Mr. Jefferson was raised, along with eight brothers and sisters, on a small farm in northeast Louisiana, where, he said earlier this year, "our whole life revolved around that cotton field." His father left school after second grade, and his mother attended only through eighth grade. [....]

After he graduated from Southern University in Baton Rouge in 1969, Mr. Jefferson has said, he won his mother's blessing to go to Harvard Law School — she had never heard of it — only by explaining that it had been John F. Kennedy's college

When the modest backgrounds of GOP leaders like Tom Delay or Dennis Hastert are mentioned at all, usually it is in a sneering fashion. Dick Cheney worked as a youth on electrical power lines, a demanding and hazzardous task. Does the Times ever mention this?

Presumably, Rep. Jefferson enjoyed a scholarship to Harvard Law School, since his family would have been unable to help him with tuition. If so, his turn toward avarice and greed would be all the more worthy of condemnation.

The notion that poor people are somehow exempt from the same ethical strictures as the rest of us is poisonous condescension, robbing the poor of their human dignity as moral actors. At its root, it regards poor people as permanently inferior.

Ed Lasky   5 29 06

The New York Times continues to astonish us with its relentless spin and condescension toward blacks and others it regards as victims. Today's example falls into the category "candidate for the world's smallest violin" created by James Taranto of the Wall Street Journal's online "Best of the Web" column.

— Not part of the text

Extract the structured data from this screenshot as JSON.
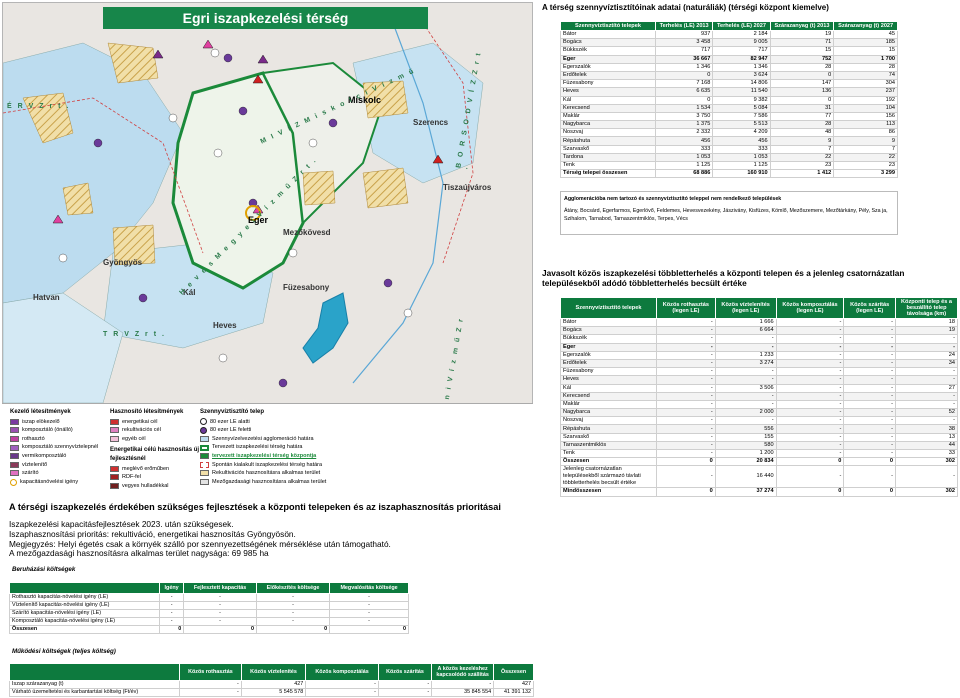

Representative William Jefferson, Democrat of Louisiana, has reportedly been photographed accepting $100,000 of cash, $90,000 of which was discovered in his freezer. Does the Times thunder in outrage over this betrayal? Not a bit. It offers excuses, in this article by Christopher Drew and Robert Pear. Some excerpts:

Representative William J. Jefferson has always liked to talk about growing up in an impoverished farm community, picking cotton for $3 a day and hitting the books hard enough to win his ticket out — a scholarship to Harvard Law School. [....]

...a remarkable ascent from the deepest poverty and a quest for the comforts his family never had. [....]

Mr. Jefferson was raised, along with eight brothers and sisters, on a small farm in northeast Louisiana, where, he said earlier this year, "our whole life revolved around that cotton field." His father left school after second grade, and his mother attended only through eighth grade. [....]

After he graduated from Southern University in Baton Rouge in 1969, Mr. Jefferson has said, he won his mother's blessing to go to Harvard Law School — she had never heard of it — only by explaining that it had been John F. Kennedy's college

When the modest backgrounds of GOP leaders like Tom Delay or Dennis Hastert are mentioned at all, usually it is in a sneering fashion. Dick Cheney worked as a youth on electrical power lines, a demanding and hazzardous task. Does the Times ever mention this?

Presumably, Rep. Jefferson enjoyed a scholarship to Harvard Law School, since his family would have been unable to help him with tuition. If so, his turn toward avarice and greed would be all the more worthy of condemnation.

The notion that poor people are somehow exempt from the same ethical strictures as the rest of us is poisonous condescension, robbing the poor of their human dignity as moral actors. At its root, it regards poor people as permanently inferior.

Ed Lasky   5 29 06